Tuesday, December 4, 2012
Executive summaries, objective statements and professional backgrounds are all different elements of a resume that students should be familiar with when crafting their own. While all of these details are not required on one resume, students can tailor the style, format and tone of their resumes to the type of roles they pursue. For those in the oil and gas industry, a straightforward, no-frills type of layout is key because the one thing that employers are looking for is that the candidate's talent and skills fits the stipulations of the job in question.
A Summary's Benefits
Have a lot of people applied to the job opening? If students are worried that their resumes will get tossed to the side with hundreds of others when applying for hot job opportunities, they might help boost their chances by providing a professional summary, or resume "hook." The intro should fall right after a student's name and contact information, and ultimately entice the audience with a clear, concise blurb about why they are perfect for the job. If they have had practicum experience or a past job role that aligns with exactly what the employer is looking for, then applicants should make sure to include this brief information right from the beginning.
While the introduction should be short, students must still spend time crafting, reading and rereading it several times to make sure that they have only included the most valuable and important information. Essentially, the statement will either lure the recruiter to continue reading further or lead them to discard the applicant and move on to the next one.

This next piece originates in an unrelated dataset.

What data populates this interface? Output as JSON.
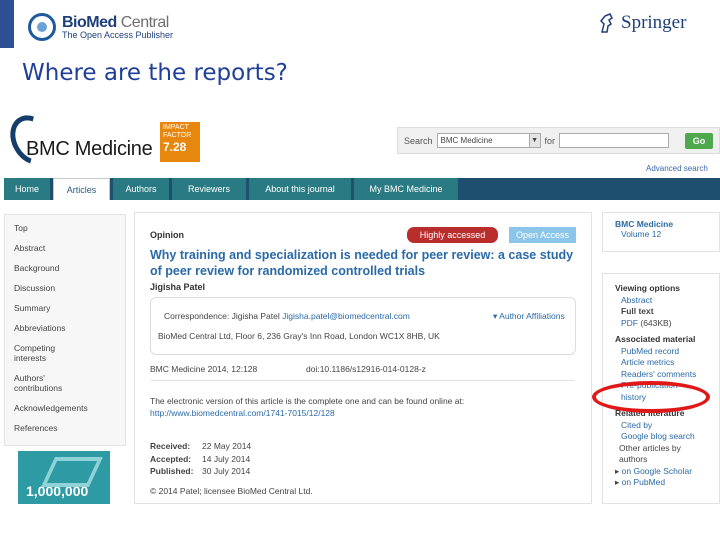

Even if students are lacking real world experience and have essentially picked up their skills in career training programs, they still should not fabricate or even exaggerate their prior work experience. Instead, applicants can just focus on the specific activities that have helped prepare them for this type of role, and use powerful verbs and adjectives to provide concrete examples for the reader. Ultimately, the point of a resume is not to trick a manager into hiring unqualified applicants - students should want to find a good fit as much as the recruiter does.
Proudly State Accomplishments

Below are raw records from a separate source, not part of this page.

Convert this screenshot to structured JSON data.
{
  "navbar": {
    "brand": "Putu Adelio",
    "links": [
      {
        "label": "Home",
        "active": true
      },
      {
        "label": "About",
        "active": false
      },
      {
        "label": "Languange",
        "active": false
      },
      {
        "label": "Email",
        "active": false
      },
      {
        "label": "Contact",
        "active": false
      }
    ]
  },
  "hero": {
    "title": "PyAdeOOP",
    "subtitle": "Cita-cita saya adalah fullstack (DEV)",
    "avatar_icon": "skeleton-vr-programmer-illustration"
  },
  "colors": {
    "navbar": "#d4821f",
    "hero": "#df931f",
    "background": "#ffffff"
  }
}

In life, resumes are one of the places where it is completely acceptable for people to talk themselves up to others. If students are proud of an award they received in an organization in college, they should certainly include that detail on their resume under the related category.